Based on what I’ve read, it sounds like the new device is very similar to the device the Princeton researchers had showcased last month.  IntelGuardians has a spin on the original device and research, though: they’ve found that passwords, not just encryption keys, remain in RAM as well.  In fact, it turns out that passwords have a distinct signature from one application to another, and these will remain in RAM.  The Princeton researchers had shown that information in RAM decayed gradually, offering a small window of opportunity to steal sensitive data even when a computer is turned off; the new findings increase the type of information that can be compromised, from encryption keys to anything found on RAM.  Intelguardians are talking about seeing if they’d be able to download chat logs with their device, for example.   Among the applications that IntelGuardians has been able to compromise to date include Thunderbird, Outlook, and AOL Instant Messenger, among others.

 

The news, understandably, is not making as much of a splash as the original findings did.  And, just like the original findings, the security breach hinges upon finding a computer that is left unattended and turned on, or left in sleep mode.  Well, that and having the ability to boot off the USB drive.  Because the data in RAM will be overwritten when a computer is turned back on, the researchers boot up the computer from their device and copy the data found in the RAM as is, decreasing the chances of disturbing the original data—and increasing the chances of finding something useful.

 

So, it seems like a particularly effective way of getting around this particular problem—if you do have full disk encryption, like AlertBoot, on your computers—would be to turn off the ability of USB boot ups on your computers.  Someone commented that this is missing the point, since one could use a bootable CD or a floppy disk to get around it.

 

Not quite, I imagine.  Remember, the purpose here is to obtain data residing in RAM.  A bootable CD—you can’t write stuff to it; it’s just the nature of the medium.  As to a floppy disk, yeah, it’s possible.  However, last time I checked, floppy disks have a capacity of less than 2 MB.  When you consider that most RAM capacities on computers are at least 100 times bigger, there’s a less than one percent chance of getting something useful being copied to the floppy disk.  And this is not taking into account the size of the software that will reside on the floppy disk to read and save said data (and the effects of formatting the disk).  Realistically speaking, I’d imagine the available space of a floppy disk would be approximately 1 MB, and most RAM approaches 500 MB on the lower end of the scale (with some going as high as 2 GB), representing a 0.2% change of culling sensitive data at most.

 

If anything, I’d say that the point most people are missing is this: physical security still matters in this day and age.  Computer security products are there as a back up to the vicissitudes of life (and common sense): antivirus software will always take a back seat to not visiting unsafe sites; encryption will always take a back seat to not getting it stolen.

 
<Previous Next>

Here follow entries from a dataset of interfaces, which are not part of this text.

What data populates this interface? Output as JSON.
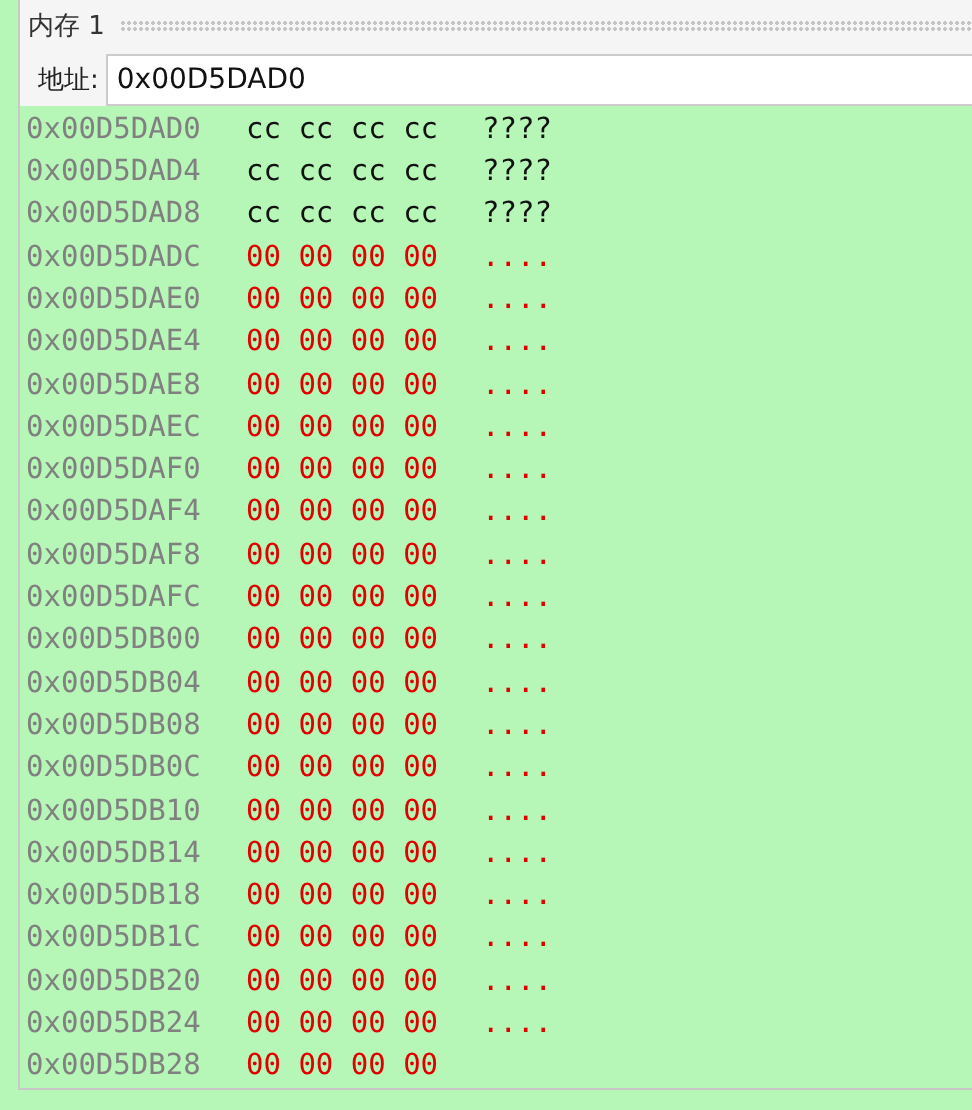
{
  "panel": {
    "title": "内存 1"
  },
  "address_bar": {
    "label": "地址:",
    "value": "0x00D5DAD0"
  },
  "rows": [
    {
      "address": "0x00D5DAD0",
      "bytes": "cc cc cc cc",
      "ascii": "????",
      "changed": false
    },
    {
      "address": "0x00D5DAD4",
      "bytes": "cc cc cc cc",
      "ascii": "????",
      "changed": false
    },
    {
      "address": "0x00D5DAD8",
      "bytes": "cc cc cc cc",
      "ascii": "????",
      "changed": false
    },
    {
      "address": "0x00D5DADC",
      "bytes": "00 00 00 00",
      "ascii": "....",
      "changed": true
    },
    {
      "address": "0x00D5DAE0",
      "bytes": "00 00 00 00",
      "ascii": "....",
      "changed": true
    },
    {
      "address": "0x00D5DAE4",
      "bytes": "00 00 00 00",
      "ascii": "....",
      "changed": true
    },
    {
      "address": "0x00D5DAE8",
      "bytes": "00 00 00 00",
      "ascii": "....",
      "changed": true
    },
    {
      "address": "0x00D5DAEC",
      "bytes": "00 00 00 00",
      "ascii": "....",
      "changed": true
    },
    {
      "address": "0x00D5DAF0",
      "bytes": "00 00 00 00",
      "ascii": "....",
      "changed": true
    },
    {
      "address": "0x00D5DAF4",
      "bytes": "00 00 00 00",
      "ascii": "....",
      "changed": true
    },
    {
      "address": "0x00D5DAF8",
      "bytes": "00 00 00 00",
      "ascii": "....",
      "changed": true
    },
    {
      "address": "0x00D5DAFC",
      "bytes": "00 00 00 00",
      "ascii": "....",
      "changed": true
    },
    {
      "address": "0x00D5DB00",
      "bytes": "00 00 00 00",
      "ascii": "....",
      "changed": true
    },
    {
      "address": "0x00D5DB04",
      "bytes": "00 00 00 00",
      "ascii": "....",
      "changed": true
    },
    {
      "address": "0x00D5DB08",
      "bytes": "00 00 00 00",
      "ascii": "....",
      "changed": true
    },
    {
      "address": "0x00D5DB0C",
      "bytes": "00 00 00 00",
      "ascii": "....",
      "changed": true
    },
    {
      "address": "0x00D5DB10",
      "bytes": "00 00 00 00",
      "ascii": "....",
      "changed": true
    },
    {
      "address": "0x00D5DB14",
      "bytes": "00 00 00 00",
      "ascii": "....",
      "changed": true
    },
    {
      "address": "0x00D5DB18",
      "bytes": "00 00 00 00",
      "ascii": "....",
      "changed": true
    },
    {
      "address": "0x00D5DB1C",
      "bytes": "00 00 00 00",
      "ascii": "....",
      "changed": true
    },
    {
      "address": "0x00D5DB20",
      "bytes": "00 00 00 00",
      "ascii": "....",
      "changed": true
    },
    {
      "address": "0x00D5DB24",
      "bytes": "00 00 00 00",
      "ascii": "....",
      "changed": true
    },
    {
      "address": "0x00D5DB28",
      "bytes": "00 00 00 00",
      "changed": true
    }
  ]
}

Stolen Bank Hard Drive Has One Million Customer Records And No Hard Disk Encryption

Prison Loses USB Drive With Data On 3500 Visitors. Disk Encryption Not Used

Comments

No Comments

About sang_lee

Sang Lee is a Senior Account Manager and Security Analyst with AlertBoot, Inc., the leading provider of managed endpoint security services, based in Las Vegas, NV. Mr. Lee helps with the deployment and ongoing support of the AlertBoot disk encryption managed service. Prior to working at AlertBoot, Mr. Lee served in the South Korean Navy. He holds both a B.S. and an M.S. from Tufts University in Medford, Massachusetts, U.S.A.